Good question. It’s hard. When I was working on Fences, I was on the Paramount lot. They have a gym there, so I tried to go to the gym every day. It made my day longer, because I’d get there really early, but I’d go to the gym and get on the treadmill or something for 45 minutes, and that always helped.

Finally, for those who are young or aspiring editors, do you have any words of wisdom?
I think the once piece of advice is to keep going. It helps if you know what you want to do. So many people in this business don’t survive. There can be a lot of lean years, and there certainly were for me in the beginning — I had at least 10. You just have to stay in the game. Even if you’re not working at what you want to do, it’s important to keep working. If you want to be an editor, or a director, you have to practice.

Also, have fun. It’s a movie. Try and have a good time when you’re doing it. You’ll do your best work when you’re relaxed.


Chris Visser is a Wisconsin kid who works and lives in LA. He is currently an assistant editor working in scripted TV. You can find him on Facebook and Twitter.

Nutmeg ups Drew Hankins to editor

Nutmeg in NYC has promoted Drew Hankins to editor. Hankins, who began his career as a production assistant at Nutmeg, has been an assistant editor at the creative and post house since 2011.

In that role, he supported producers, cut spots and prepared files for various platforms — TV, web, social media and apps — for clients such as Animal Planet, A&E, Cartoon Network, Comedy Central, Discovery, Disney, ESPN, HBO, Nickelodeon, Syfy and Verizon.

Recent projects have increasingly showcased his editorial talents, including several music-video-style remixes for infectious songs from SpongeBob SquarePants, as well as the mini-documentary spoof of VH1’s Behind the Music, How Luna Became the Loudest Loud, all of which were instant viral hits. He edits on Avid Media Composer and Adobe Premiere.

“An editor is one of the last people to touch a film and, ultimately, the person who brings the film to life,” he says. “I’ve been exposed to many amazing movies over the years, but the one that made the biggest impression was Goodfellas. It’s so well-crafted; it’s perfect. It made me say, ‘That’s what I want to do!’

He was also impressed and inspired by the film Jaws. “Editor Verna Fields was tasked with creating a suspenseful movie with very little usable footage of the malfunctioning mechanical antagonist. She managed to turn that into a plus, creating chills with only glimpses of a fin or ripples in the water. She went on to win the Oscar for Film Editing.

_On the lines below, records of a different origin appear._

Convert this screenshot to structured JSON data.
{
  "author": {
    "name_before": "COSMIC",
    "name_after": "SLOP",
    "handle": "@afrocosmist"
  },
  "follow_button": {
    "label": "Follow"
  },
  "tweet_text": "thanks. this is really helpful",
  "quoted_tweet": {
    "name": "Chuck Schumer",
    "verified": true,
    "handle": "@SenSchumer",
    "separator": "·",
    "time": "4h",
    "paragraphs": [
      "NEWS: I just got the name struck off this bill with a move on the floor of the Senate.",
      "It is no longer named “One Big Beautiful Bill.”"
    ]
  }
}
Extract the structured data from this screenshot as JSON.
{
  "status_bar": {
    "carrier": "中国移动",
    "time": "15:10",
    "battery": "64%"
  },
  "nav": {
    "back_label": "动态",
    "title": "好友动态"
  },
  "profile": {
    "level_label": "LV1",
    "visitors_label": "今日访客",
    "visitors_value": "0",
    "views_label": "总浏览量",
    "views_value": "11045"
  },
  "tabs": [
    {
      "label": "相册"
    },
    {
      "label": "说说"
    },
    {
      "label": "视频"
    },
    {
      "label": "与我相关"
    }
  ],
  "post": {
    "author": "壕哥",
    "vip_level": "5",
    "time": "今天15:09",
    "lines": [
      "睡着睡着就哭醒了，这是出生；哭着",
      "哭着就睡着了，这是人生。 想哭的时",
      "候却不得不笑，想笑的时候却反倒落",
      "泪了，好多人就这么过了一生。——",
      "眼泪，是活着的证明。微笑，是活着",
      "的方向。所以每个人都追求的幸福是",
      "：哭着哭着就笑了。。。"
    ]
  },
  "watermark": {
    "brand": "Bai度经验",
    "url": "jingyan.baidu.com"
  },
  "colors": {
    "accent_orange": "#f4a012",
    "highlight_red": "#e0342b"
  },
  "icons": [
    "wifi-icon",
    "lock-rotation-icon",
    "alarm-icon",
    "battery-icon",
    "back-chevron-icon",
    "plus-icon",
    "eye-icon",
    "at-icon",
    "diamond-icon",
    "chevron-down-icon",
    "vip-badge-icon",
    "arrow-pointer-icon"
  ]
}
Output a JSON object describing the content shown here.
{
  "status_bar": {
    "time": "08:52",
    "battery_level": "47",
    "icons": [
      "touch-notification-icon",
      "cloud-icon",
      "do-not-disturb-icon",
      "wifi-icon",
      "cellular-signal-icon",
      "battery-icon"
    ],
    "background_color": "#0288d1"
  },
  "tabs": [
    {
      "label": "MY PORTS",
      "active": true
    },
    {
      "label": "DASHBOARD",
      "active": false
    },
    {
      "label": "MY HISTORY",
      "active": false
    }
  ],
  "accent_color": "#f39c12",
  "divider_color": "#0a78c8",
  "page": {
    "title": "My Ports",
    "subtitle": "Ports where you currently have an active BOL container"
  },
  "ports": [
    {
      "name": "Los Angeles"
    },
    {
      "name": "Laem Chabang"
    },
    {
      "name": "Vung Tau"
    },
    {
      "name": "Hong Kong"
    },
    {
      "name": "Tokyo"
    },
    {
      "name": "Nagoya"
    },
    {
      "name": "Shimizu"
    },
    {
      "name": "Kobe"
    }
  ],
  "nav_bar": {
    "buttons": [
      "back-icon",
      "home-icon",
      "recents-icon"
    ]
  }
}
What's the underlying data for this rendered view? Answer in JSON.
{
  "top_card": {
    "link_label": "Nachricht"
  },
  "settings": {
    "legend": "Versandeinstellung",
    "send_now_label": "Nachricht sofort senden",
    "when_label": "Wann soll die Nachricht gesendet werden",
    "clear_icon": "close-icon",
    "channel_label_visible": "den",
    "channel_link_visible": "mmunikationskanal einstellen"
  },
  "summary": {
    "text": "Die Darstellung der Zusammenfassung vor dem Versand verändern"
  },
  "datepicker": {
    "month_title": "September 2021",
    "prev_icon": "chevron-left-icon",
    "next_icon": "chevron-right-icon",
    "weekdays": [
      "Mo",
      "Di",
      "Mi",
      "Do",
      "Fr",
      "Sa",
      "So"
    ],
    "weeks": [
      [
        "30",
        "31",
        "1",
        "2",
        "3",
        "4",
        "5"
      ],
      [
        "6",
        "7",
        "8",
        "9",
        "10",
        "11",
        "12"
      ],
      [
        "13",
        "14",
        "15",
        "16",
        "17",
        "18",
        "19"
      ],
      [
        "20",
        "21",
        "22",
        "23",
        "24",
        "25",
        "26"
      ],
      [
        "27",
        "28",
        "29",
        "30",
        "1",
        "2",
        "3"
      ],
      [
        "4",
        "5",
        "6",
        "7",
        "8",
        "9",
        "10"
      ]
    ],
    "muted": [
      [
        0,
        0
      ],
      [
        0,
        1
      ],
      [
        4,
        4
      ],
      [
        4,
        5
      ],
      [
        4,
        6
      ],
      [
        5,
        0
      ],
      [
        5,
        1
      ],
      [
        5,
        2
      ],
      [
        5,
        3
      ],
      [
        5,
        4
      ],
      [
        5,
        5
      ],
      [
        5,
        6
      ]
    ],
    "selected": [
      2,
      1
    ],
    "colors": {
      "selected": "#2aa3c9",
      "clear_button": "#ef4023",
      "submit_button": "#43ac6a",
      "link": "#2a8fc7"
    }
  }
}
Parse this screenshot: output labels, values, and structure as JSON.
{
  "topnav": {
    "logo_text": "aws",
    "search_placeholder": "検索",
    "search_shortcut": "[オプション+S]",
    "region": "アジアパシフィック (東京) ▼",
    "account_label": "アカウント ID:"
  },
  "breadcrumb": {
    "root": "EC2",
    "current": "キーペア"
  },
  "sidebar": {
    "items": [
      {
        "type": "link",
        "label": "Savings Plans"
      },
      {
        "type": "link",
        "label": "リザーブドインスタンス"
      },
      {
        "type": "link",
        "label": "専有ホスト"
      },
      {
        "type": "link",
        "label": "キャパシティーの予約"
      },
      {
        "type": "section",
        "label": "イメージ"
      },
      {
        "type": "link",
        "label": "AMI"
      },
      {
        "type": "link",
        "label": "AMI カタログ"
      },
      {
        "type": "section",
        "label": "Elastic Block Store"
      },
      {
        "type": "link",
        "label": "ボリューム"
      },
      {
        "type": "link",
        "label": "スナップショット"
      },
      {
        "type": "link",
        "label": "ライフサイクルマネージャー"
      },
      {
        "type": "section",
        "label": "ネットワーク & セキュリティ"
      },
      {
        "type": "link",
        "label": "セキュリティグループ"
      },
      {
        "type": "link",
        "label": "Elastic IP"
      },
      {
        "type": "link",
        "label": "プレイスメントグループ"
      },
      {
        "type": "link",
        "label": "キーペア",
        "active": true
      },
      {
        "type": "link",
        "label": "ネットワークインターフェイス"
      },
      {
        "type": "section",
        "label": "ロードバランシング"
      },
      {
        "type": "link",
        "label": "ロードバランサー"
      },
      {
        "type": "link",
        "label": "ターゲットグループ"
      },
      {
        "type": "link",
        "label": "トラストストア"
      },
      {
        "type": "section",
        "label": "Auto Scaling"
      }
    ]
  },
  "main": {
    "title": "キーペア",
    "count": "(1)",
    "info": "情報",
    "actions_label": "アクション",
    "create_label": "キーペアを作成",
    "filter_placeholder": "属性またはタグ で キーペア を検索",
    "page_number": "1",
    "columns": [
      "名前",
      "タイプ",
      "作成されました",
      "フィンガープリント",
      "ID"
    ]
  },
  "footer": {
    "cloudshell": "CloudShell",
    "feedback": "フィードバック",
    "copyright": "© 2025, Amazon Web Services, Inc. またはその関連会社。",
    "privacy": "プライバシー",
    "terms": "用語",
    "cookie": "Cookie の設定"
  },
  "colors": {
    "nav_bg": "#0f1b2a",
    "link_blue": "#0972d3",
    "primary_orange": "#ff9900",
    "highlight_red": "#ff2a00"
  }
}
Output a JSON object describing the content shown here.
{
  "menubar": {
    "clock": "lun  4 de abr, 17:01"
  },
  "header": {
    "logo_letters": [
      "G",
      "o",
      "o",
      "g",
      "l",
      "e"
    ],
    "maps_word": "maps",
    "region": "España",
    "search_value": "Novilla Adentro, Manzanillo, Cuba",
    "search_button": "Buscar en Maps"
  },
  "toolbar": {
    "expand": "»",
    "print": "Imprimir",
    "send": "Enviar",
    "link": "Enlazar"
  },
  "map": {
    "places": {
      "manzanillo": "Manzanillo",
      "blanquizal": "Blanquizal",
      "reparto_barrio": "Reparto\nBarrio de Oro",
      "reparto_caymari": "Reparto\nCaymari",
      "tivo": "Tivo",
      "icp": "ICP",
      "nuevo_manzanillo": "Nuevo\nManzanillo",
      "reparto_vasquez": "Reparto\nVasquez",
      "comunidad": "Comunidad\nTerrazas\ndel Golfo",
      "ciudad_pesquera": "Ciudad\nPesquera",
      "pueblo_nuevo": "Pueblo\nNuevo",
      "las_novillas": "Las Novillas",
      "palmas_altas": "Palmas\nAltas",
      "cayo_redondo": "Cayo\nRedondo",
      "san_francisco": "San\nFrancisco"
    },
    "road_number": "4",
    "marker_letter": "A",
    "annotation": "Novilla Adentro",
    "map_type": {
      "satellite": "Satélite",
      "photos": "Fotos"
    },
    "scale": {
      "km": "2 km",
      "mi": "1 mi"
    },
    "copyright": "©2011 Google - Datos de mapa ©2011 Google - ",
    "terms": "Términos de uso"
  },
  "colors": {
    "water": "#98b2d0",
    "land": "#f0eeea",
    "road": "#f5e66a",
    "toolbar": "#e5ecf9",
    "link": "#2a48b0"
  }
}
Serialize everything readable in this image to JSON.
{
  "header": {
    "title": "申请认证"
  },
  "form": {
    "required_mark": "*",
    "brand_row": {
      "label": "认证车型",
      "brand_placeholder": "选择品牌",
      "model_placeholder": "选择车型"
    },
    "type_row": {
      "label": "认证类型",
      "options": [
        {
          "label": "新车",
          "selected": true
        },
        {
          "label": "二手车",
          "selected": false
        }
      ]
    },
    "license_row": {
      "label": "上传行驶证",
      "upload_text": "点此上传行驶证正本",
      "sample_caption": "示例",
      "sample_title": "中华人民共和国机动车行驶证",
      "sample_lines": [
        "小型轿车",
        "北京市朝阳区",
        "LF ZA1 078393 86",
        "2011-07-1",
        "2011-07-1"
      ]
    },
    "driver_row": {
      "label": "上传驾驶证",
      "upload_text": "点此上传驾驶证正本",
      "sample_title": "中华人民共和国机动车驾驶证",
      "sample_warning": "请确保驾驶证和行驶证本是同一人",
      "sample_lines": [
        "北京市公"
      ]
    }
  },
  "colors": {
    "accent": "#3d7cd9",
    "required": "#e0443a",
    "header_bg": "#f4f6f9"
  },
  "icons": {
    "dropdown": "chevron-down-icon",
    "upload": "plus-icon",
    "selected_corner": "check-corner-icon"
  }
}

As Spielberg famously observed, ‘Had the shark been working, perhaps the film would have made half the money and been half as scary.’”

What gives Hankins a feeling of accomplishment? “Seeing something I cut, out in the wild. Just knowing that others are seeing it makes me feel good.”

Photo credit: Eljay Aguillo